“Basically, this is like having a GPS for financial independence. It will be so easy to log in to the app; it will go into your financial world, do the data crunching, build your financial personality, show your inefficiencies and try to help you optimize for retirement,” Chokhani said. “The problem is, today’s retirement platforms are broken. They do not look at your life holistically. Take any of them, they project you to retire around 65 or 70 years of age. We should do much better than that for humanity’s future.”
The customization, combined with the immediacy of feedback, fits well into today’s 30-second attention span and emphasis on instant gratification that has driven consumers’ digital interaction with service providers. Where banks, mortgage lenders and financial planners were relatively late to the technological party — in part because of entrenched consumer habits — such is no longer the case.
Among respondents to the latest Financial Industry Regulatory Authority’s annual National Financial Capability Study, 84 percent used online banking and 65 percent used mobile banking products. Nearly four in 10 used websites or apps to manage their finances, more than a third used a mobile phone for payment at point of sale, and 37 percent used it for transferring money to another person. And that doesn’t even begin to address the pandemic’s impact on consumer behaviors via Zoom, MS Teams and other media.
Interestingly, as technological tools have advanced and information is more accessible than ever, financial acumen among the American populace has continued its divergent arc. According to multiple studies cited by PossibleFinance.com earlier this year, roughly four in seven Americans are financially illiterate, nearly 12 percent of adults wouldn’t be able to pay monthly bills with an unexpected expense of just $400, and almost 20 percent report spending more than their income in the past year.
And, the problem appears to be getting worse.
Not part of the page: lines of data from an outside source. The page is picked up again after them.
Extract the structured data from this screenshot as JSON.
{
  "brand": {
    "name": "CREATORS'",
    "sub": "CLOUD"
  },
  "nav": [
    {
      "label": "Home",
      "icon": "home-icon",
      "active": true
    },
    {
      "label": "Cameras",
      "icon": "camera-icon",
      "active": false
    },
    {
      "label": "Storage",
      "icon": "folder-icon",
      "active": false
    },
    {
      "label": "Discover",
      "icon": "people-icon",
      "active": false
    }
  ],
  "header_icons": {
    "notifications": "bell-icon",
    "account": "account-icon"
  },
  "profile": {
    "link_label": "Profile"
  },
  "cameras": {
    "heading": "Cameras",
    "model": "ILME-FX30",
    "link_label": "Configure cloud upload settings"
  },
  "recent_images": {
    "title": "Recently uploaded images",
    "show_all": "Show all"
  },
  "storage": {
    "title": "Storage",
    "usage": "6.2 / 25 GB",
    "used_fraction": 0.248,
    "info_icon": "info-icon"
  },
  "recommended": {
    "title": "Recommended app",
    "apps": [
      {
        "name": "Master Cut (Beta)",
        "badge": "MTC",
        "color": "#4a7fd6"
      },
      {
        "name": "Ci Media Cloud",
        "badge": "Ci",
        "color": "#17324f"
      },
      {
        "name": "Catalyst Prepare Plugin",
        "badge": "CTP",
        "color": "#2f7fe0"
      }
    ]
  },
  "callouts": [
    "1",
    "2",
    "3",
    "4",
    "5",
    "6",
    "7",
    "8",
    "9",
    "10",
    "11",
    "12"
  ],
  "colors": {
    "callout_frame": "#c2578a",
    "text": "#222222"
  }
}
Only 24 percent of millennials in one study demonstrated understanding of basic financial concepts, while 63 percent said they feel anxious thinking about their financial situation. All of which appears to carve a favorable niche for FIRE to boil the process down to its essence: Spend on this, save on that and earn more along the way.
“It is a very, very right time after this COVID thing happened that we should go for it now,” Chokhani said. “I think everyone realized that they need to focus on quality of life and live in the present. The quality of life is the key behind these things. I feel this is a very, very good time for us to launch this so people start looking at the benefits that this offers.
“This is more about change of behavior. Motivate the change in the behavior of a person, how the person is spending, how the person is building the financial stability, and going toward financial independence and the plan to retire early. Somebody needs to guide them toward that now.”